In a gasoline
engine, the valves must open and close at the proper times with regard to piston position
and stroke. In addition, the ignition system must produce sparks at the proper time, so
power strokes can start. Both valve and ignition system action must he timed properly to
obtain good engine performance.
TIMING (fig. 2-26)
is a system developed for measuring valve operation in relation to crankshaft position (in
degrees), particularly the points when the valves open, how long they remain open, and
when they close. Valve timing is probably the single most important factor in tailoring an
engine for special needs.
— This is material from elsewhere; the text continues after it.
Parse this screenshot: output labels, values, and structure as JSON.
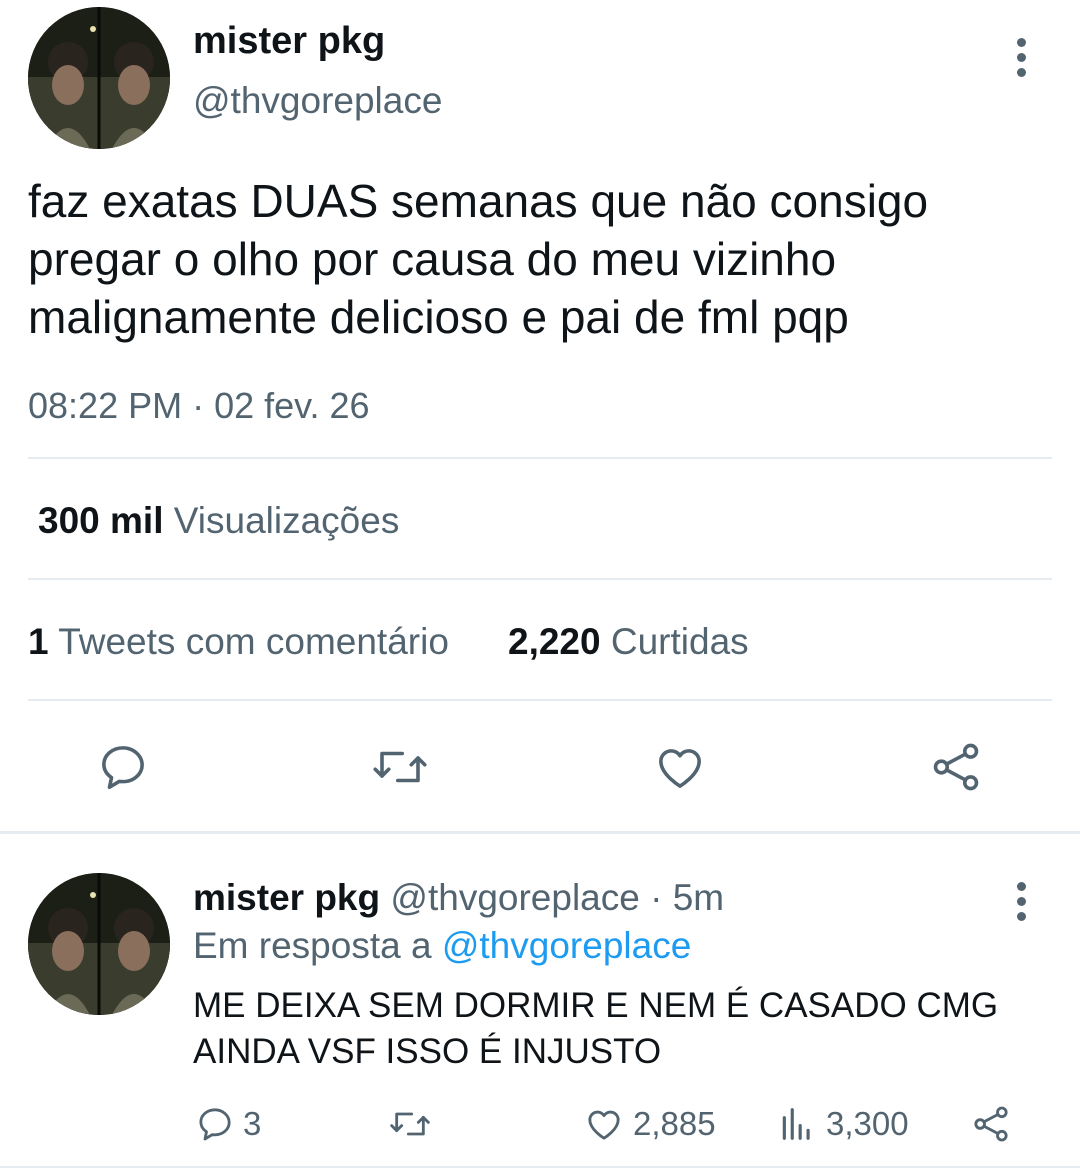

An engine can be made to produce its maximum power in various
speed ranges by altering valve timing. The following factors together make up a valve
opening and closing points (fig. 2-27)
are positions of the crankshaft (in degrees) when the valves just begin to open and just
is the amount of crankshaft rotation (in degrees) that a given valve remains open.
overlap (fig. 2-29)
is a period in a four-stroke cycle when the intake valve opens before the exhaust valve
timing considerations, throughout the crankshaft revolution, the speed of the piston
changes. From a stop at the bottom of the stroke, the piston reaches its maximum speed
halfway through the stroke and gradually slows to a stop as it reaches the end of the
stroke. The piston behaves exactly the same on the downstroke. One of these periods begins
at approximately 15 to 20 degrees before top dead center (BTDC) and ends at approximately
15 to 20 degrees after top dead center (ATDC). The other period begins approximately 15 to
20 degrees before bottom dead center (BBDC) and ends approximately 15 to 20 degrees after
bottom dead center (ABDC). These two positions are shown in figure 2-30.
These positions are commonly referred to as rock positions.
TIMING (fig. 2-31)
refers to the timing of the spark plug firing with relation to the piston position during
compression and power strokes. The ignition system is timed, so the spark occurs before
the piston reaches TDC on the compression stroke. This gives the mixture enough time to
ignite and start burning.
If this time
were not providedthat is, if spark occurred at or after TDCthen the pressure
increases would take place too late to provide a full-power stroke.
In figure 2-31,
view A, the spark occurs at 10 degrees before top dead center; view B, the spark occurs at
top dead center; and view C, the spark occurs at 10 degrees after top dead center.
speeds, there is still less time for the air-fuel mixture to ignite and burn. The ignition
system includes both the vacuum and mechanical advance mechanisms that alter ignition
timing to compensate for this and avoid power loss, as engine speeds increases.
foot-pound of work is equivalent to lifting I pound what distance
device uses a flywheel to measure actual usable horsepower?
term is used for resistance to motion?
Q14. The relationship between actual power produced
by an engine and actual power delivered to the crankshaft is known by what term?
Q15. What metric unit of measurement is used to
express engine displacement?